(This entire section contains 982 words.)

See This Study Guide Now

Start your 48-hour free trial to unlock this study guide. You'll also get access to more than 30,000 additional guides and more than 350,000 Homework Help questions answered by our experts.

Get 48 Hours Free Access

the cacao. Above all, Amado lyrically paints the forest in the uninterrupted sleep that it enjoyed before the colonels came. Days and nights pass over the virginal expanses of trees, along with winter rains and summer suns. The waiting forest is like an unexplored sea, locked in its own mystery: virginal, lovely, and radiant. Amado also presents the varied Bahian racial types, from Scandinavian-like blonds to Latin brunettes and Hamitic blacks. One also sees the colonels in khaki trousers, white hats, and gun belts as well as the leather-cladjaguncos, legendarily ferocious oncas (wild cats), ranch tools, and folklore.

Fear is an additional element in the story. The forest’s mysteries incite fear—Ester hysterically fears snakes and is haunted by the phobia that they will one night invade her house en masse. The backlanders tell many snake stories, while dogs howl at night, rain clouds are dark, and nights are jet-black; but the violent Badaró family and the jaguncos do not know fear. The Badarós even read the Bible daily for they, like the endless lands that they so ruthlessly penetrate, are many-sided.
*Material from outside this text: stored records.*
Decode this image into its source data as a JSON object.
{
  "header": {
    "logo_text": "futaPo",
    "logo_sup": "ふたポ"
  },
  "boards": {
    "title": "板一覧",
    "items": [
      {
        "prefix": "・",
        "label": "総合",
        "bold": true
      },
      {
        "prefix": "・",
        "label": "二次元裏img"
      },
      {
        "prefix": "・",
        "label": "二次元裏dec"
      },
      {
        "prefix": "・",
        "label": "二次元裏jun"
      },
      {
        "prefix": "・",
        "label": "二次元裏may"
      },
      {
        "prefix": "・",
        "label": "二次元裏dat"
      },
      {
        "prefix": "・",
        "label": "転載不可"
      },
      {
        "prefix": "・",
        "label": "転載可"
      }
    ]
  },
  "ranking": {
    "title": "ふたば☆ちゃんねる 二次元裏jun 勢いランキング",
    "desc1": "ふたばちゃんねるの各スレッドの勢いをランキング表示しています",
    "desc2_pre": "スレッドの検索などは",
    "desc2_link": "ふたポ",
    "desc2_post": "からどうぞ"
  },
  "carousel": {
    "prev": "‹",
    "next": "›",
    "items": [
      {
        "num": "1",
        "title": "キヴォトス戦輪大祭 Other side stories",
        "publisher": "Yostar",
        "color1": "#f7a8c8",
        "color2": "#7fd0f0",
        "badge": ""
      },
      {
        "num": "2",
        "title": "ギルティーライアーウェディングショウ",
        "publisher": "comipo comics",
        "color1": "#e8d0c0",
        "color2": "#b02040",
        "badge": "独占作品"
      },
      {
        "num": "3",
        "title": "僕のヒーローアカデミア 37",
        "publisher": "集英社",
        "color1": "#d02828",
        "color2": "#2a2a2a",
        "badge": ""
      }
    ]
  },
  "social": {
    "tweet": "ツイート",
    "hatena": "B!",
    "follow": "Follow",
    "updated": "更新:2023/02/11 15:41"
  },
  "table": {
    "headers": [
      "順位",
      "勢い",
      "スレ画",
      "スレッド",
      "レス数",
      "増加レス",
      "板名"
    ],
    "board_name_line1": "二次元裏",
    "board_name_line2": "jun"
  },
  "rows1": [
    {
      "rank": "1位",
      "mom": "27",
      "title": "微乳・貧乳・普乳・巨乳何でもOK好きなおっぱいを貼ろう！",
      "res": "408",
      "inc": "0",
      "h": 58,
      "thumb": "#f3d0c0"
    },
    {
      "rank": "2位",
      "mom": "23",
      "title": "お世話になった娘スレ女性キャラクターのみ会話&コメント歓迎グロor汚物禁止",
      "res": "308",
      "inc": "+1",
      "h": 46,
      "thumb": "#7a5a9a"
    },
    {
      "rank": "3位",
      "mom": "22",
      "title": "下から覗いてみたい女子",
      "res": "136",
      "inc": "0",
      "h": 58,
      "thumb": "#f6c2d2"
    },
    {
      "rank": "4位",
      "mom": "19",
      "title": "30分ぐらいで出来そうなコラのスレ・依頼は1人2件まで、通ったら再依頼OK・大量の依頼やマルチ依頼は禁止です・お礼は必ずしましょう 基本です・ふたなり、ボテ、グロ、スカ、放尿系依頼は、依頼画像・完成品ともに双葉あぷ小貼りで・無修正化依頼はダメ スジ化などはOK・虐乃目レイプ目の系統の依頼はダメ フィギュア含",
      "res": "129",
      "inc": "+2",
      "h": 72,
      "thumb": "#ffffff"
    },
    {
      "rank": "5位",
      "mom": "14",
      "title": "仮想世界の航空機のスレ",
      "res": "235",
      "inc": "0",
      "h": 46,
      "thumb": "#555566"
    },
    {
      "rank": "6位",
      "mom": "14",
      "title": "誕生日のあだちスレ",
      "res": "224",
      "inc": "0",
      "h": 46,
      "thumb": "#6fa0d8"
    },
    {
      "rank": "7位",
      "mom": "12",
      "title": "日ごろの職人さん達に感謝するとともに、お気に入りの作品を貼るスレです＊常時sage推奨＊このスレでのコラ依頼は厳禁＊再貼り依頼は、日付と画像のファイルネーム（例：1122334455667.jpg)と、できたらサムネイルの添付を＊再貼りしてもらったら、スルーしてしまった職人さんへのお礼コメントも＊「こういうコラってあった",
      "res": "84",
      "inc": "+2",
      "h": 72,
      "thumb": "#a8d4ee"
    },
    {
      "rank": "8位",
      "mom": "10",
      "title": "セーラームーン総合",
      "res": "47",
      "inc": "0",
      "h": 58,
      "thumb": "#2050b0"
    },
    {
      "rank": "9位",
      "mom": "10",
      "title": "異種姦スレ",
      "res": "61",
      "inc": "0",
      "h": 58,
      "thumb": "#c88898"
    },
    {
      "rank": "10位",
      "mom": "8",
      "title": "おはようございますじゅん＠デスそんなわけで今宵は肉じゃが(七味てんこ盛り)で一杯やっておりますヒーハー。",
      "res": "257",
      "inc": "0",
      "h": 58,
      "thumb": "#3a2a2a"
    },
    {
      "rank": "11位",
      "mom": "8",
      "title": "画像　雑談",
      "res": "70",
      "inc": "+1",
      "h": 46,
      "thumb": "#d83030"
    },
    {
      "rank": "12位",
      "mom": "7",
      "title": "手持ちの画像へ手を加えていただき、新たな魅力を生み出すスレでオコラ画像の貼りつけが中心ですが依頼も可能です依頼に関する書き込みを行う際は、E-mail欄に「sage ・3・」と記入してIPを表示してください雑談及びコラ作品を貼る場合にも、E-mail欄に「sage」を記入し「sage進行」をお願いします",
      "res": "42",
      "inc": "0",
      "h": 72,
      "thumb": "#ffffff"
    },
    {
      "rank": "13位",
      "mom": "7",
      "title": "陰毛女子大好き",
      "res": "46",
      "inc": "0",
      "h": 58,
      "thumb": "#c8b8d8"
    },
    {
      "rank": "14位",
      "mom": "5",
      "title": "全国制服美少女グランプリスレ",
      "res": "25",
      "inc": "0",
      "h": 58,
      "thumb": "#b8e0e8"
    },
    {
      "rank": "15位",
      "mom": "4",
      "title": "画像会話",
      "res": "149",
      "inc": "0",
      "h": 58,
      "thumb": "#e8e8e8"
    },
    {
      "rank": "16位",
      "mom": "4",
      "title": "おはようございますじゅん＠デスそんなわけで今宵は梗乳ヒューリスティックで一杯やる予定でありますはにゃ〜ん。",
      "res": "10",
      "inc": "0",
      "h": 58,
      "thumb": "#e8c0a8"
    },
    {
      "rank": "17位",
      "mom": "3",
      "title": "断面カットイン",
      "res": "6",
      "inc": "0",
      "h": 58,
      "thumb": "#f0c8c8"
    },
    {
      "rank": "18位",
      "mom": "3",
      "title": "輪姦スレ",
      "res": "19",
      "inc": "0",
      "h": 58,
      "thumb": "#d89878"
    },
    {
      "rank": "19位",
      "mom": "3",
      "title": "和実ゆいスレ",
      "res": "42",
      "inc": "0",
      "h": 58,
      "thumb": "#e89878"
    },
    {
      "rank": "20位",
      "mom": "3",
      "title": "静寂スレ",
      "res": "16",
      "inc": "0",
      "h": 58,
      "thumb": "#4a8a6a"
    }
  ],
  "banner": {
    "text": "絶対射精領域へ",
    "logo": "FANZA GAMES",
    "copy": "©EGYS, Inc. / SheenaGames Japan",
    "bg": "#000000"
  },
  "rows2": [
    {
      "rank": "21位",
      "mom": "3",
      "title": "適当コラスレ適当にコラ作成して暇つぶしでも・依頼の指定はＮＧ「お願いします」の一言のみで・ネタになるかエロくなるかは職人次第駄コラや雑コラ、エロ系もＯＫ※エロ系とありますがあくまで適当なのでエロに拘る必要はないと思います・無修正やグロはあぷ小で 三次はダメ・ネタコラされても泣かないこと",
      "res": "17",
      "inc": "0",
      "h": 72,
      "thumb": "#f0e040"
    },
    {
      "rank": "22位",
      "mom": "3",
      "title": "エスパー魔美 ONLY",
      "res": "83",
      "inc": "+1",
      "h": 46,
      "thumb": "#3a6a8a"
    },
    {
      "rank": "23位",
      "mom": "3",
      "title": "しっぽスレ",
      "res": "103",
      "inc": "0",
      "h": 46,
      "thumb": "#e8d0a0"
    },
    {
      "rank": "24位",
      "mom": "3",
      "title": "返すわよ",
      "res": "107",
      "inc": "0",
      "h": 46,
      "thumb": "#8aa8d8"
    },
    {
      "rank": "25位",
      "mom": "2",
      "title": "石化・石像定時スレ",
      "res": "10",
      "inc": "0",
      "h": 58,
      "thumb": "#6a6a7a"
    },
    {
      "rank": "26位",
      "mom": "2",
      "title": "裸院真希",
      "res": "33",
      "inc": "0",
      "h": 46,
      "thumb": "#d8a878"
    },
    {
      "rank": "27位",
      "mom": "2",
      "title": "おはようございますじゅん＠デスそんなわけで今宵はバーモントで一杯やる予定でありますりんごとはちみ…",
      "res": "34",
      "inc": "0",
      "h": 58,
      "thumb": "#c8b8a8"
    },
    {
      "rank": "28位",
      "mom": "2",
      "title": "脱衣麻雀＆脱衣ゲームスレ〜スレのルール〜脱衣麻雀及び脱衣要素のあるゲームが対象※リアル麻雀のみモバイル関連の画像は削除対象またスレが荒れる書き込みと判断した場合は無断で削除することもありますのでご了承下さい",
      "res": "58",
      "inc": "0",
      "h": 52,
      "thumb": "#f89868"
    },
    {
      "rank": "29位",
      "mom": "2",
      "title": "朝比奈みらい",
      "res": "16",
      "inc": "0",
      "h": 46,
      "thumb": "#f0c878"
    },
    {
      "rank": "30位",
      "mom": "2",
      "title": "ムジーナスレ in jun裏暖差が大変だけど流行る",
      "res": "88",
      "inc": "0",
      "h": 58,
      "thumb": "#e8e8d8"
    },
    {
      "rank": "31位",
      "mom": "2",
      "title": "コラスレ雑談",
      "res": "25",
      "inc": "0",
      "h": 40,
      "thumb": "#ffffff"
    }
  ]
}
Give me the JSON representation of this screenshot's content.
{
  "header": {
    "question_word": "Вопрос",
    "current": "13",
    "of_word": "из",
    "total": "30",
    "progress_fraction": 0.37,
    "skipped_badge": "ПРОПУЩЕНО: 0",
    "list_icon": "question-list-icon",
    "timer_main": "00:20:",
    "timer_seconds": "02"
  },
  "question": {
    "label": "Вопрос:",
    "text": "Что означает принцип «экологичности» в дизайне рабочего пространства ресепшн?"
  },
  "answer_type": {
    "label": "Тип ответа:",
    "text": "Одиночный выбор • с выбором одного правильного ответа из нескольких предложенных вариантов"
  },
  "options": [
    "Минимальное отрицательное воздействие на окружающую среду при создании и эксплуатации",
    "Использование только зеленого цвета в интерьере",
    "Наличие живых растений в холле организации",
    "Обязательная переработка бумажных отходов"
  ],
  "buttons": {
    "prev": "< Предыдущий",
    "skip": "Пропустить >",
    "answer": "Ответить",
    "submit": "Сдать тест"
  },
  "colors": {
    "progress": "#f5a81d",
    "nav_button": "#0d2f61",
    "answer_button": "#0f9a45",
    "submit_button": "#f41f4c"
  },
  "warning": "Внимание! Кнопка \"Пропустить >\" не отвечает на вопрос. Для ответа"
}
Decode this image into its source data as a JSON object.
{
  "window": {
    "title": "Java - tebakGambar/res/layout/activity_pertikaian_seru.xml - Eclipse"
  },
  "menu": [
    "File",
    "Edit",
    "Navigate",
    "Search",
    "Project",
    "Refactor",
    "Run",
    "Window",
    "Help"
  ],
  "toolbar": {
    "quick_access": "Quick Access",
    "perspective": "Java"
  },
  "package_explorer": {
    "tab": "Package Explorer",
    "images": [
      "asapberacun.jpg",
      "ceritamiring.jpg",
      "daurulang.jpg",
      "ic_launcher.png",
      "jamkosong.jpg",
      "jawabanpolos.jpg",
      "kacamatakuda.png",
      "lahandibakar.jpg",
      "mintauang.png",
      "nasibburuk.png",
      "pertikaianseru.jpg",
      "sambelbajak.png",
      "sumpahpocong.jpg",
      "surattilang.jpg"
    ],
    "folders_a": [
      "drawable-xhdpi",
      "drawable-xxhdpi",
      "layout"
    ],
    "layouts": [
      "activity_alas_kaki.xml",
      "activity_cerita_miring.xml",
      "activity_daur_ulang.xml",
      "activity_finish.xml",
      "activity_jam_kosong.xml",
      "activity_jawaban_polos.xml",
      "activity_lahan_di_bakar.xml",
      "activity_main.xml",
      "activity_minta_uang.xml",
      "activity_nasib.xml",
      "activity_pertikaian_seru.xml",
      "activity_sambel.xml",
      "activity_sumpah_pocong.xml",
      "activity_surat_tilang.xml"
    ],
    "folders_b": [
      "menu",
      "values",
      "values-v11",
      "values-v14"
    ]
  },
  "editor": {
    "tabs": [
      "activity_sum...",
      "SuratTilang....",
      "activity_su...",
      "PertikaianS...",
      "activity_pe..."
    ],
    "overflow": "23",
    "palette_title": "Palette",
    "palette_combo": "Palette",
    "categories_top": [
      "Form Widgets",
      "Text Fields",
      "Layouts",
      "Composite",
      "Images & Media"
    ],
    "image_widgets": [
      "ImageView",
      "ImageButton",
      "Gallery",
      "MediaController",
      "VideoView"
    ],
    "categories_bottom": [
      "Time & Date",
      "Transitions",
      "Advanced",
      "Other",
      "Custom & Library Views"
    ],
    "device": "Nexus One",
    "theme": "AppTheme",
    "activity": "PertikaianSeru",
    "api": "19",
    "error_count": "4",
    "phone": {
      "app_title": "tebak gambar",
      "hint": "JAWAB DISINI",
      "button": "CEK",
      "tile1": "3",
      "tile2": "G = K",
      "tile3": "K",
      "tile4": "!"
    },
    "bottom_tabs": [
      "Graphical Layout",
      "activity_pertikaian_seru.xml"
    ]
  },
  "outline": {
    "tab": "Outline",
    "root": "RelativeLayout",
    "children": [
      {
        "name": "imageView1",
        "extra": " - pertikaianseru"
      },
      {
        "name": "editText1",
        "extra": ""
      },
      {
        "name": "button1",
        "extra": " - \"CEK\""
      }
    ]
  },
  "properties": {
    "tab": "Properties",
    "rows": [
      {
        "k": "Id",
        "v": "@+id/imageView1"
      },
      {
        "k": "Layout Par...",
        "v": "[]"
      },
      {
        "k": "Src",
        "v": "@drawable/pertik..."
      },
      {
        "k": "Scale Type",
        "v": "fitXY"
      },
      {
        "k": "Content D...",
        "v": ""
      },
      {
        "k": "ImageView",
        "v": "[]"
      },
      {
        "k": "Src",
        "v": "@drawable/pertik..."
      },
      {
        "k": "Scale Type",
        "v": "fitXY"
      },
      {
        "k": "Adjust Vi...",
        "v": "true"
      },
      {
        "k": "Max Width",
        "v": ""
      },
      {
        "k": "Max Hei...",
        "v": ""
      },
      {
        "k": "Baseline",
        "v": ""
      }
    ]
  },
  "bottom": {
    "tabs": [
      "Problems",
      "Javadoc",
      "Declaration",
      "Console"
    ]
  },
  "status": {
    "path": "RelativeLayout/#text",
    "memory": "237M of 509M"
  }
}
Lamentably, the storied and colorful old city of São Salvador de Bahia does not loom in The Violent Land. Little, pastel São Jorge dos Ilhéus, “a city of palms in the wind,” is, however, well depicted. Its streets are lined by palms, but it is dominated by the cacao tree, for the scent of chocolate is in every conversation, and each colonel’s fortune can be measured by the size of his mansion. Inland from the pastel town, on every red-dirt road leading into the cacao lands, are crosses without names.

Brazilian novelists complained for decades that the harsh, nasal, Germanic-sounding Portuguese language in which they wrote was “the Graveyard of Literature,” a literary cul-de-sac. The Violent Land, however, was translated into more than twenty languages, and translations of other novels into foreign languages have since been opening Brazilian literature to the world. Amado’s masterwork also helps reveal that the key to Brazilian literature is not chronology, or style, or study of influences, but geography. The Violent Land is to be read and regarded as a work of the land of Bahia.